-- RAW DATA --
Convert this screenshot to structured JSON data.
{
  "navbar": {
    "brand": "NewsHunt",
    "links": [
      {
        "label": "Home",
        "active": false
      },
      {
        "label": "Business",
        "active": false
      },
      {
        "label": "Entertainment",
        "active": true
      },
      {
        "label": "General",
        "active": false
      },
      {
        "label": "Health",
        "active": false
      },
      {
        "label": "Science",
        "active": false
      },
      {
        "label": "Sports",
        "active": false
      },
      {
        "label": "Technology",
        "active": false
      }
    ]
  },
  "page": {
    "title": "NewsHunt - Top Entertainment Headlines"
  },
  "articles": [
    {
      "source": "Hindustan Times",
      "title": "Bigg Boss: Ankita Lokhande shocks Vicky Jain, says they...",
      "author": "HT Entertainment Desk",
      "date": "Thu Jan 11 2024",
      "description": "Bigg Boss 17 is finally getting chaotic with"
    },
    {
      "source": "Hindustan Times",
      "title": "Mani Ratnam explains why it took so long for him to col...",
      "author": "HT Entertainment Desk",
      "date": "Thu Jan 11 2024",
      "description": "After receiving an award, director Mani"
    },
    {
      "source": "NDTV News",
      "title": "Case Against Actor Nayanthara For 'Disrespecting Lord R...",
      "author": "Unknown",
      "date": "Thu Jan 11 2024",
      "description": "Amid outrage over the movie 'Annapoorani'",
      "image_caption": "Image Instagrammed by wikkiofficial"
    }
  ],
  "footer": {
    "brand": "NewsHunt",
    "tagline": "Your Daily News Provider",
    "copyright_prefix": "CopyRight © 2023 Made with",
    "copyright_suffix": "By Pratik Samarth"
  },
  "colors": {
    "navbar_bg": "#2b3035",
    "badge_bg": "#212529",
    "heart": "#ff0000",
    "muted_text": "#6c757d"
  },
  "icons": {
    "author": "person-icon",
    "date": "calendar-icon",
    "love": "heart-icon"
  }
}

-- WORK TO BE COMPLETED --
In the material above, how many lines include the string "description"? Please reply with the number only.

-- OUTPUT FOR THIS EXERCISE --
3